Exercise details:
Only lines that contain the string "this" should be returned from the material below.

%%

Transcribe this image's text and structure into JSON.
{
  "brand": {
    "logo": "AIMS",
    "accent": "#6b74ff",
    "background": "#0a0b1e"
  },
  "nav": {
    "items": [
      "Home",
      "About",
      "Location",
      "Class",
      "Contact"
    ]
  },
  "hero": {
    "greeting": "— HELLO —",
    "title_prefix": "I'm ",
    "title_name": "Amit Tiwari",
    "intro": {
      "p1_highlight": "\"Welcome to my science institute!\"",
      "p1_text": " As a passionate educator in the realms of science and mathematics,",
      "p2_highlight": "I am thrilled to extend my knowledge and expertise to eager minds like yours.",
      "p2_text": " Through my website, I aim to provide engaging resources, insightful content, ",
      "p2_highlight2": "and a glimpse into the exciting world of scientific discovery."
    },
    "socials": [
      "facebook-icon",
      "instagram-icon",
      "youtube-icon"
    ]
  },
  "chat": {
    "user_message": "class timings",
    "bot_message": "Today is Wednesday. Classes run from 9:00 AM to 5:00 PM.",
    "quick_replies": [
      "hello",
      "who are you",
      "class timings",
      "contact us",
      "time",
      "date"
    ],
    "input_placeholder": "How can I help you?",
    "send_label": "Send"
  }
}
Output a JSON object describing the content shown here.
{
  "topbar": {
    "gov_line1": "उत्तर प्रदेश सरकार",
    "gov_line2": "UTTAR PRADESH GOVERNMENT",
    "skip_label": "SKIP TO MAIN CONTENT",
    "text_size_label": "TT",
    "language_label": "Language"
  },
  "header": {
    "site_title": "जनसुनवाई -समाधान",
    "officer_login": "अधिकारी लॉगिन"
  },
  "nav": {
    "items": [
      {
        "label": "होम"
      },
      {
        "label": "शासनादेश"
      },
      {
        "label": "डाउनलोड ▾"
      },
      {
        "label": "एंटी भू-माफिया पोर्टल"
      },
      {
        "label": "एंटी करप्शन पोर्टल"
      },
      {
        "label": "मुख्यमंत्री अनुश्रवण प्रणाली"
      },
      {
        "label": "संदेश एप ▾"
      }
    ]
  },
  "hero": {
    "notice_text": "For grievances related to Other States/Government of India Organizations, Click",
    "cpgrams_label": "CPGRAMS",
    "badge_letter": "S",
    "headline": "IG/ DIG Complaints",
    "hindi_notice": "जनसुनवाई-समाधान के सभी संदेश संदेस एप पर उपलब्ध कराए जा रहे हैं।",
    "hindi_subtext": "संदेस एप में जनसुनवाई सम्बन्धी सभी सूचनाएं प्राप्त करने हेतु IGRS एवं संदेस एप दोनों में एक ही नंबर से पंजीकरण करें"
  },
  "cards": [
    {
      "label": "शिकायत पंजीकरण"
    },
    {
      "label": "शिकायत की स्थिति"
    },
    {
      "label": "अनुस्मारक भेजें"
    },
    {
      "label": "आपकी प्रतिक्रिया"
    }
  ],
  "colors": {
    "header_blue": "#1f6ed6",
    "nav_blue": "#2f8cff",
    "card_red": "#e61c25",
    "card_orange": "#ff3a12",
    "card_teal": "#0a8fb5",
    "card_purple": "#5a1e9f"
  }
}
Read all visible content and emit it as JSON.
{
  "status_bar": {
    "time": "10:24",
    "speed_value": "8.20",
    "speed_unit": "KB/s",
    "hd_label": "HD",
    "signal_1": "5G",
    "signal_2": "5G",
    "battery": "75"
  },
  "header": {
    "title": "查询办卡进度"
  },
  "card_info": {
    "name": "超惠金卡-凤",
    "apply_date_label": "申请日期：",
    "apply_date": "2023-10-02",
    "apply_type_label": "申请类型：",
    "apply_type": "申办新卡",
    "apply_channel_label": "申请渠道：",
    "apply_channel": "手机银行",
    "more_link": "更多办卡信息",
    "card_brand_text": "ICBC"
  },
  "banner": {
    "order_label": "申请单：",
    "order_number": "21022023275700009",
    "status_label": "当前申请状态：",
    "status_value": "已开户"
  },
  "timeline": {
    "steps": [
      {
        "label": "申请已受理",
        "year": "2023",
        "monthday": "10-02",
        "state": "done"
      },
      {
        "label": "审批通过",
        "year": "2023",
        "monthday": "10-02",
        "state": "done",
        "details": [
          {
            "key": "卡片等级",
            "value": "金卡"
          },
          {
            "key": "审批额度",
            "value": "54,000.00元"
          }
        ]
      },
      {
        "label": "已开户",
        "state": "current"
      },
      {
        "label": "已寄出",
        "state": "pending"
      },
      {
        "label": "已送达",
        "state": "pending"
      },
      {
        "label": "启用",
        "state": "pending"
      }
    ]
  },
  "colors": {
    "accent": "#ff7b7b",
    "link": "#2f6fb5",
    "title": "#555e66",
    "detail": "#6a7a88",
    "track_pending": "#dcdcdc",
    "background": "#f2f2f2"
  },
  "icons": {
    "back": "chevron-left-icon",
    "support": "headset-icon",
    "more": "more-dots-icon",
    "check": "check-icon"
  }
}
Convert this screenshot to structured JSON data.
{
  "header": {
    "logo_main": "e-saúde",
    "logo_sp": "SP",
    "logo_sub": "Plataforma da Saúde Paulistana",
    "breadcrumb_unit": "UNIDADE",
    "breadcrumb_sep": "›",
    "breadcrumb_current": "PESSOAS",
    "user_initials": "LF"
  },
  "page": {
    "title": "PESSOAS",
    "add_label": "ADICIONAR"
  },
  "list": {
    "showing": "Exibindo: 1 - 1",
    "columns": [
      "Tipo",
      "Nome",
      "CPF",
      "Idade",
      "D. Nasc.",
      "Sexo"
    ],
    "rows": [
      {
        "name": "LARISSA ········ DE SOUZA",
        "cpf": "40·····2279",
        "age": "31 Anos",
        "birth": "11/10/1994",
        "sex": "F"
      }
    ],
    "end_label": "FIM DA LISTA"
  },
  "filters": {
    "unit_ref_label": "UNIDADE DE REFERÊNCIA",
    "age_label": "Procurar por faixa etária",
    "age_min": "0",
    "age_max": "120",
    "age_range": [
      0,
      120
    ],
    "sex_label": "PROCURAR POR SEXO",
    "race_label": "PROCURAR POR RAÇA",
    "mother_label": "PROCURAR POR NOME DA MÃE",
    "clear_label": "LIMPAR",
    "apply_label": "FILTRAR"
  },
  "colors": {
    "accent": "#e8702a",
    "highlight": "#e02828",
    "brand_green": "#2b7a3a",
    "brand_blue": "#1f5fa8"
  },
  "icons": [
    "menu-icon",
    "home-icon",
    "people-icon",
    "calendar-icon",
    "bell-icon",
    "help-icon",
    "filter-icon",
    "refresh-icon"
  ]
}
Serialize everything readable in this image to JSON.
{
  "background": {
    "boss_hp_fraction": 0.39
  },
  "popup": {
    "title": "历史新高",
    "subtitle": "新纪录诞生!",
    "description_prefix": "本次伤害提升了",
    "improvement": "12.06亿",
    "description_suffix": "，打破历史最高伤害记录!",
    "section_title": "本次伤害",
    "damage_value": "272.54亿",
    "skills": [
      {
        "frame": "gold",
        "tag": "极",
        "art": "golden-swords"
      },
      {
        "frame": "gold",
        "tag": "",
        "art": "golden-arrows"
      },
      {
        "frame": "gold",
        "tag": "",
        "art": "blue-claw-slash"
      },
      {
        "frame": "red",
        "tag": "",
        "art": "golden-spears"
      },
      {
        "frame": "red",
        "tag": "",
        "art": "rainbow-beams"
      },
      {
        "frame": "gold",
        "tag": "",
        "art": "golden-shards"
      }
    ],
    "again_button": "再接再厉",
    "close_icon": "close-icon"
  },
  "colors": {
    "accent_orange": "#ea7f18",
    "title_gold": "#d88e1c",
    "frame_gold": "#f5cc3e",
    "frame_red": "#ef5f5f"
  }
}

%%

Answer box:
Transcribe this image's text and structure into JSON.
Convert this screenshot to structured JSON data.
Serialize everything readable in this image to JSON.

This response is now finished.